#### GIVEN RECORDS
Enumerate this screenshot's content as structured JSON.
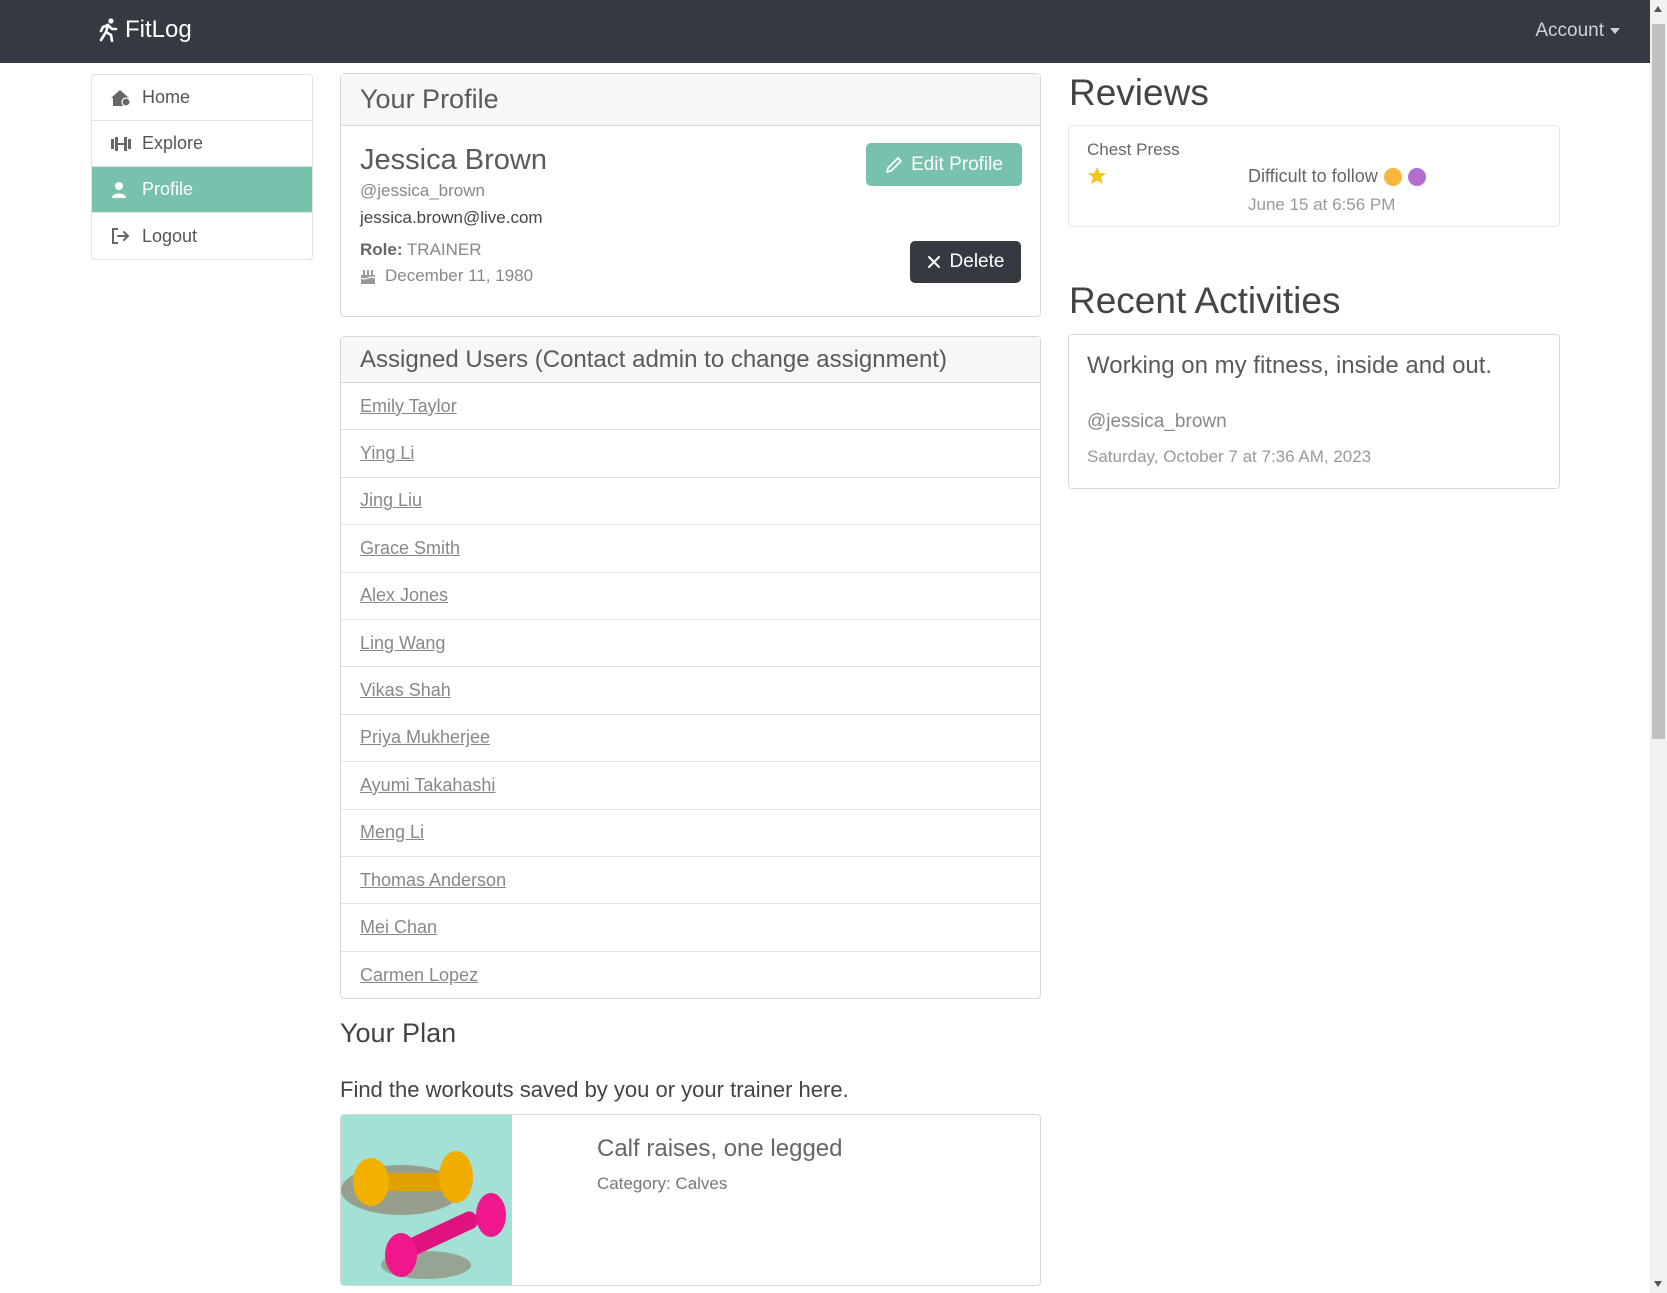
{
  "app": {
    "brand": "FitLog",
    "account_label": "Account"
  },
  "sidebar": {
    "items": [
      {
        "label": "Home",
        "icon": "home-icon"
      },
      {
        "label": "Explore",
        "icon": "dumbbell-icon"
      },
      {
        "label": "Profile",
        "icon": "user-icon",
        "active": true
      },
      {
        "label": "Logout",
        "icon": "logout-icon"
      }
    ]
  },
  "profile": {
    "header": "Your Profile",
    "name": "Jessica Brown",
    "username": "@jessica_brown",
    "email": "jessica.brown@live.com",
    "role_label": "Role:",
    "role": "TRAINER",
    "birthday": "December 11, 1980",
    "edit_label": "Edit Profile",
    "delete_label": "Delete"
  },
  "assigned": {
    "header": "Assigned Users (Contact admin to change assignment)",
    "users": [
      "Emily Taylor",
      "Ying Li",
      "Jing Liu",
      "Grace Smith",
      "Alex Jones",
      "Ling Wang",
      "Vikas Shah",
      "Priya Mukherjee",
      "Ayumi Takahashi",
      "Meng Li",
      "Thomas Anderson",
      "Mei Chan",
      "Carmen Lopez"
    ]
  },
  "plan": {
    "title": "Your Plan",
    "subtitle": "Find the workouts saved by you or your trainer here.",
    "workout_name": "Calf raises, one legged",
    "workout_category": "Category: Calves"
  },
  "reviews": {
    "title": "Reviews",
    "items": [
      {
        "exercise": "Chest Press",
        "rating": 1,
        "text": "Difficult to follow",
        "date": "June 15 at 6:56 PM"
      }
    ]
  },
  "activities": {
    "title": "Recent Activities",
    "items": [
      {
        "text": "Working on my fitness, inside and out.",
        "user": "@jessica_brown",
        "date": "Saturday, October 7 at 7:36 AM, 2023"
      }
    ]
  },
  "colors": {
    "accent": "#78c2ad",
    "navbar": "#343a40",
    "dark_button": "#343a40"
  }
}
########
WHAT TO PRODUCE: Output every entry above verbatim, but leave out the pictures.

TASK ANSWER:
Enumerate this screenshot's content as structured JSON.
{
  "app": {
    "brand": "FitLog",
    "account_label": "Account"
  },
  "sidebar": {
    "items": [
      {
        "label": "Home",
        "icon": "home-icon"
      },
      {
        "label": "Explore",
        "icon": "dumbbell-icon"
      },
      {
        "label": "Profile",
        "icon": "user-icon",
        "active": true
      },
      {
        "label": "Logout",
        "icon": "logout-icon"
      }
    ]
  },
  "profile": {
    "header": "Your Profile",
    "name": "Jessica Brown",
    "username": "@jessica_brown",
    "email": "jessica.brown@live.com",
    "role_label": "Role:",
    "role": "TRAINER",
    "birthday": "December 11, 1980",
    "edit_label": "Edit Profile",
    "delete_label": "Delete"
  },
  "assigned": {
    "header": "Assigned Users (Contact admin to change assignment)",
    "users": [
      "Emily Taylor",
      "Ying Li",
      "Jing Liu",
      "Grace Smith",
      "Alex Jones",
      "Ling Wang",
      "Vikas Shah",
      "Priya Mukherjee",
      "Ayumi Takahashi",
      "Meng Li",
      "Thomas Anderson",
      "Mei Chan",
      "Carmen Lopez"
    ]
  },
  "plan": {
    "title": "Your Plan",
    "subtitle": "Find the workouts saved by you or your trainer here.",
    "workout_name": "Calf raises, one legged",
    "workout_category": "Category: Calves"
  },
  "reviews": {
    "title": "Reviews",
    "items": [
      {
        "exercise": "Chest Press",
        "rating": 1,
        "text": "Difficult to follow",
        "date": "June 15 at 6:56 PM"
      }
    ]
  },
  "activities": {
    "title": "Recent Activities",
    "items": [
      {
        "text": "Working on my fitness, inside and out.",
        "user": "@jessica_brown",
        "date": "Saturday, October 7 at 7:36 AM, 2023"
      }
    ]
  },
  "colors": {
    "accent": "#78c2ad",
    "navbar": "#343a40",
    "dark_button": "#343a40"
  }
}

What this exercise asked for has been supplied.